Entries supplied>
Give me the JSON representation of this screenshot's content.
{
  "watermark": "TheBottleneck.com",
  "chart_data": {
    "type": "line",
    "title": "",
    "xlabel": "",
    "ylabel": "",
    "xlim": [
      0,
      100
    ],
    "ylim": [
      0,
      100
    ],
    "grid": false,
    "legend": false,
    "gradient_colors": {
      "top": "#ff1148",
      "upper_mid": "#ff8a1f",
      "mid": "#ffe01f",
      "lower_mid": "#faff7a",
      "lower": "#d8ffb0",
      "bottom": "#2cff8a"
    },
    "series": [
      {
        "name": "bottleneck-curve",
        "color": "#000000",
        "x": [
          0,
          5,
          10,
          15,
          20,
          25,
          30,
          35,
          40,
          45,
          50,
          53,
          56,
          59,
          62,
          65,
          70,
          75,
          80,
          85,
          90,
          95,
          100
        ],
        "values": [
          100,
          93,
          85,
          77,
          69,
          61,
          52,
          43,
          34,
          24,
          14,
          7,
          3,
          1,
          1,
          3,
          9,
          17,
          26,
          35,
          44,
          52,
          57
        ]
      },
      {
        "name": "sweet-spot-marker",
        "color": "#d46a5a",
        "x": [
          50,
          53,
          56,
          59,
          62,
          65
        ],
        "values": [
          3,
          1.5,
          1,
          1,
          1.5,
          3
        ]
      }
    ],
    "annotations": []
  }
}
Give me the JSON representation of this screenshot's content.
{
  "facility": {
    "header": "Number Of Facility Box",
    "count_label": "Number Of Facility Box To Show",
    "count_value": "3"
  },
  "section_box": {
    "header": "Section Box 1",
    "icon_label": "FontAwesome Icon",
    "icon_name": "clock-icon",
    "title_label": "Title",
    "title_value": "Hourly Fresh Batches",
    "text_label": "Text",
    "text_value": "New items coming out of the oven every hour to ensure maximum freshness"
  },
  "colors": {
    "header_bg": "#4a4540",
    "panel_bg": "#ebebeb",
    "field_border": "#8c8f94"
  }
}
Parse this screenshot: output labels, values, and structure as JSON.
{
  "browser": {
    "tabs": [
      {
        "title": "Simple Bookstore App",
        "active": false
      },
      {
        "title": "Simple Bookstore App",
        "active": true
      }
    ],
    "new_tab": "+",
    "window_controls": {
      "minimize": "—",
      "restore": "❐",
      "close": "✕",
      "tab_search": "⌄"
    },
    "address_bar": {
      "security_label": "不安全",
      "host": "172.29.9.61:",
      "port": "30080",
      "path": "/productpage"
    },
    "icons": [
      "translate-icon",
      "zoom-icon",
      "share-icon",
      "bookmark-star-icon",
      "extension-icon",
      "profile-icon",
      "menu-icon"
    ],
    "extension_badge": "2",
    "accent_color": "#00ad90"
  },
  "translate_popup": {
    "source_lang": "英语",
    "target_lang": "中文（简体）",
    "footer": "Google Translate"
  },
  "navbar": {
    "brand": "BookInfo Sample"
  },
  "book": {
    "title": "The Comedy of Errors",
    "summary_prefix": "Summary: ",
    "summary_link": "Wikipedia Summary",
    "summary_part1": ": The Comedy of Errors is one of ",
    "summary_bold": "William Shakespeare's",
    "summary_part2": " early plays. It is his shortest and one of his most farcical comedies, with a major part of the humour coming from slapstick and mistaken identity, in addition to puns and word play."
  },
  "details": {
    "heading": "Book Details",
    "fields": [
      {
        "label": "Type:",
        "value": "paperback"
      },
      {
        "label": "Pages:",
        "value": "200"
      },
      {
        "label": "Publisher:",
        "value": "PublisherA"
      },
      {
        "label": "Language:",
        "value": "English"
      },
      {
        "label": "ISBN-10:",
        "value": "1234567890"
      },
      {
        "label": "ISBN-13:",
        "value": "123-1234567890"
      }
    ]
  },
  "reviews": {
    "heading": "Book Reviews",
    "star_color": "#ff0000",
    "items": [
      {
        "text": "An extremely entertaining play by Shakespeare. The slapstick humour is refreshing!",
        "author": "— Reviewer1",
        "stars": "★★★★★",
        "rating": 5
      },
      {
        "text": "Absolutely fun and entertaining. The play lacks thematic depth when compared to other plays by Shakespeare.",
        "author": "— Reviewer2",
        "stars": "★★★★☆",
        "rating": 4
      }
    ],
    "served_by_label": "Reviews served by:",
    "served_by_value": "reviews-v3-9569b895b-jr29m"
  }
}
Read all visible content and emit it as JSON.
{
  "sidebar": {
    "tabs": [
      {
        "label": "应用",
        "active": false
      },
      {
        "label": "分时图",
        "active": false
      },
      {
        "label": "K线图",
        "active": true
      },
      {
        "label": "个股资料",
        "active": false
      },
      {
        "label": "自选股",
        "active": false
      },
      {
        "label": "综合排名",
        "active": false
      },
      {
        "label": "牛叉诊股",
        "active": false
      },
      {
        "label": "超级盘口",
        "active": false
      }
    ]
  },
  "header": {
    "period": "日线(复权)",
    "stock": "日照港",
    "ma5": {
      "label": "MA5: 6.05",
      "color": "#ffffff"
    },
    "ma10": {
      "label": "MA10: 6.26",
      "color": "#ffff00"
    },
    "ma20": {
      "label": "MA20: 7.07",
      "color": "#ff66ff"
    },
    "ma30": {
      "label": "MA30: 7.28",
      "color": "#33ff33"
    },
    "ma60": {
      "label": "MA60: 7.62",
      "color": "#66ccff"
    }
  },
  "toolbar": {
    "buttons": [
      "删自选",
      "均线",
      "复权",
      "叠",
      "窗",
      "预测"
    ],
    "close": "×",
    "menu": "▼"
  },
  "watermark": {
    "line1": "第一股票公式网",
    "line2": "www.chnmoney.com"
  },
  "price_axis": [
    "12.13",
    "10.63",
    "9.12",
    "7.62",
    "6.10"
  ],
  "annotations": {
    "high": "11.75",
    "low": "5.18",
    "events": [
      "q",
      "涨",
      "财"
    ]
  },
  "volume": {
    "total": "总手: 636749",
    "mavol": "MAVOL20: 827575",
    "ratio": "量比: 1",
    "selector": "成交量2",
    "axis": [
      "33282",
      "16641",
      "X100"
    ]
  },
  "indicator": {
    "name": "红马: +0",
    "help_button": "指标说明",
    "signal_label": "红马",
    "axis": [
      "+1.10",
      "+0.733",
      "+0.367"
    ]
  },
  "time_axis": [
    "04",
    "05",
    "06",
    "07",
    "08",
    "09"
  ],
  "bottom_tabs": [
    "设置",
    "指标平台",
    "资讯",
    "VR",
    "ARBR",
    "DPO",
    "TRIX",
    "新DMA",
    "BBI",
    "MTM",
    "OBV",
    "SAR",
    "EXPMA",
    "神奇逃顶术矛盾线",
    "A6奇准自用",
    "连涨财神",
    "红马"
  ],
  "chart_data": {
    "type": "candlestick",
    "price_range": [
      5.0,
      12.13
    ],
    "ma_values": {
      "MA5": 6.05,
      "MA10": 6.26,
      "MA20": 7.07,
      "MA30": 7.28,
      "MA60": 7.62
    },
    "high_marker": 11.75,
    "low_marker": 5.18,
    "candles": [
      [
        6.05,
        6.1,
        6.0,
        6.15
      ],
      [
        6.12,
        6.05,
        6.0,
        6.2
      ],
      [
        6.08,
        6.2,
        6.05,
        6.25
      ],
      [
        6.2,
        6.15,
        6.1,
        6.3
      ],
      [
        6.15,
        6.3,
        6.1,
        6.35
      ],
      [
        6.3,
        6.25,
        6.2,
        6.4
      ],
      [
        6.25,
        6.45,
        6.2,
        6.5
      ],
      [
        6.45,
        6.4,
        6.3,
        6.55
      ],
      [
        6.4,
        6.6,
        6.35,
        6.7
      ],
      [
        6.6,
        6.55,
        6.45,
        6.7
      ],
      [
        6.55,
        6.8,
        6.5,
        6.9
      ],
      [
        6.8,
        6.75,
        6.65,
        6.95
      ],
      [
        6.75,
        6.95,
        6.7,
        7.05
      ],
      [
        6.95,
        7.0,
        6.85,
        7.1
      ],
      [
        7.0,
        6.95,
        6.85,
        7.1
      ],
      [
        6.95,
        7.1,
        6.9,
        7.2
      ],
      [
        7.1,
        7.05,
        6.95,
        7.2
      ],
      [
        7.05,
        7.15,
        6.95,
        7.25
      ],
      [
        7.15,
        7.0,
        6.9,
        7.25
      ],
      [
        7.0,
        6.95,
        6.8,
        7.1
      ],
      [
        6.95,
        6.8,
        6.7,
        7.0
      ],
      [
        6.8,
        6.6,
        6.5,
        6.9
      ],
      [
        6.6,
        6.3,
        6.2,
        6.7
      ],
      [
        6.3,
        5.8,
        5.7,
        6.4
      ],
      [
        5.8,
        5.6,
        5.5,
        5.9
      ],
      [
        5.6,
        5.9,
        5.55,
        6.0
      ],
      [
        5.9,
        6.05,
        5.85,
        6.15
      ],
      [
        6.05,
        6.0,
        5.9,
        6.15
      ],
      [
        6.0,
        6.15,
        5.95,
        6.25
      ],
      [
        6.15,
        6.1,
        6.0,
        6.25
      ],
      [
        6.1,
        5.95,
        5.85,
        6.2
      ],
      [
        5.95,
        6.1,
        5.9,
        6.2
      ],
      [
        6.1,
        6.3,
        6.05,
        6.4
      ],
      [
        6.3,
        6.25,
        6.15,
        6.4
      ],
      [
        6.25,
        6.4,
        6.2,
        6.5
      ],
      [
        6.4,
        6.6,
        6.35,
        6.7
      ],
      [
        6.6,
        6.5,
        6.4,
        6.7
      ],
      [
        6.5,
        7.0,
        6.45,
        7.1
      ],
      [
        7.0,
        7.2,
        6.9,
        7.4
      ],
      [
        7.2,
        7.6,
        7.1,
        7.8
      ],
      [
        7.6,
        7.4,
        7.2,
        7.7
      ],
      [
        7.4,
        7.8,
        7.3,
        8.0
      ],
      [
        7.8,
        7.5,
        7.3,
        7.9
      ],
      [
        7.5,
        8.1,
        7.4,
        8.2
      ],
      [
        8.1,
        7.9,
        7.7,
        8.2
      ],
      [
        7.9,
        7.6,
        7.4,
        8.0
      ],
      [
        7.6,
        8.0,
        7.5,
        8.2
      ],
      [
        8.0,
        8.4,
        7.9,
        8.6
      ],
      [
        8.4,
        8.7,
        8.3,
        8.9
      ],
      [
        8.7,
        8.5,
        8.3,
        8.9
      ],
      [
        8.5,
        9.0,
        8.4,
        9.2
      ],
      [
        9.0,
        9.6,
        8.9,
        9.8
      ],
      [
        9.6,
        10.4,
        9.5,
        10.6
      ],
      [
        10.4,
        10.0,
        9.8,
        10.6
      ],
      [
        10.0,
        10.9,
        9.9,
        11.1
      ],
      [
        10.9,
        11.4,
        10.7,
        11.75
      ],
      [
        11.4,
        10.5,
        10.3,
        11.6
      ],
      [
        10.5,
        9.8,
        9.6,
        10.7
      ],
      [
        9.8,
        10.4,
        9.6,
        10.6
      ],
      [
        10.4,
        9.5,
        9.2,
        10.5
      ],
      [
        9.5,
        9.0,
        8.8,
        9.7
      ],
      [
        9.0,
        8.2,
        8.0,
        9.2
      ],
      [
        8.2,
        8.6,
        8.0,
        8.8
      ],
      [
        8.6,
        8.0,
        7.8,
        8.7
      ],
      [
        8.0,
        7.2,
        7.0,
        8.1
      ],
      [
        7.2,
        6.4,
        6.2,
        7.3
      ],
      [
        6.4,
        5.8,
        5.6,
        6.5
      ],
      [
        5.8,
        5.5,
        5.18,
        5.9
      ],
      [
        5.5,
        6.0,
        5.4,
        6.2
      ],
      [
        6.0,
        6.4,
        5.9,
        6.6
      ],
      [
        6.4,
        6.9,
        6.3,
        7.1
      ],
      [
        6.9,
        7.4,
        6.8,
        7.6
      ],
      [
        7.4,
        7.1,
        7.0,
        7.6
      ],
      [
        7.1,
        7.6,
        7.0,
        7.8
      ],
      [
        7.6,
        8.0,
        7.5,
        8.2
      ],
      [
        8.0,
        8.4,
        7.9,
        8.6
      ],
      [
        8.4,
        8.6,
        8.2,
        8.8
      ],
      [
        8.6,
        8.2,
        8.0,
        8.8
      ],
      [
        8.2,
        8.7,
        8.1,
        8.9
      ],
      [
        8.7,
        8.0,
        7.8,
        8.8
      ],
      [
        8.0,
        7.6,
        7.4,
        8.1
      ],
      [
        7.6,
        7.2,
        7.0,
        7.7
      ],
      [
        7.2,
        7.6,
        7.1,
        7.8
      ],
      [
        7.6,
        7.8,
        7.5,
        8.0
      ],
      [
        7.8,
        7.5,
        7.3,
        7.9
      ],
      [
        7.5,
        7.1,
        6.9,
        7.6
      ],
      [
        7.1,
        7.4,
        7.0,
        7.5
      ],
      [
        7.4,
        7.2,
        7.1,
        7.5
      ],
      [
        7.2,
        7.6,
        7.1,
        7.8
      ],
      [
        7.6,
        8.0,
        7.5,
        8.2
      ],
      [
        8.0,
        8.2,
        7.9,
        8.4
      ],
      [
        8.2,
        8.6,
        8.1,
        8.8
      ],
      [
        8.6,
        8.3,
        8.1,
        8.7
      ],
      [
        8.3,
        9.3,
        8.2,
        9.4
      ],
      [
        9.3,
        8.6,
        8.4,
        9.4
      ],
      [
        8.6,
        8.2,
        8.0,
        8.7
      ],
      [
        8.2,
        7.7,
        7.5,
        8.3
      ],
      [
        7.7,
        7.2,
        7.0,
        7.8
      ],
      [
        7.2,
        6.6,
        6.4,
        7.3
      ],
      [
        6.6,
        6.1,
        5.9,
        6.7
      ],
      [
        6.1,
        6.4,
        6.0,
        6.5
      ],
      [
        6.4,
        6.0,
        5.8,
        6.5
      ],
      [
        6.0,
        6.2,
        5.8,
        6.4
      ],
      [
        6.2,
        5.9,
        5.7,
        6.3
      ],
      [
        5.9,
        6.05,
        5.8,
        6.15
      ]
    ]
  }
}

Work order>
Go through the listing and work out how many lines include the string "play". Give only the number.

Solved problem>
3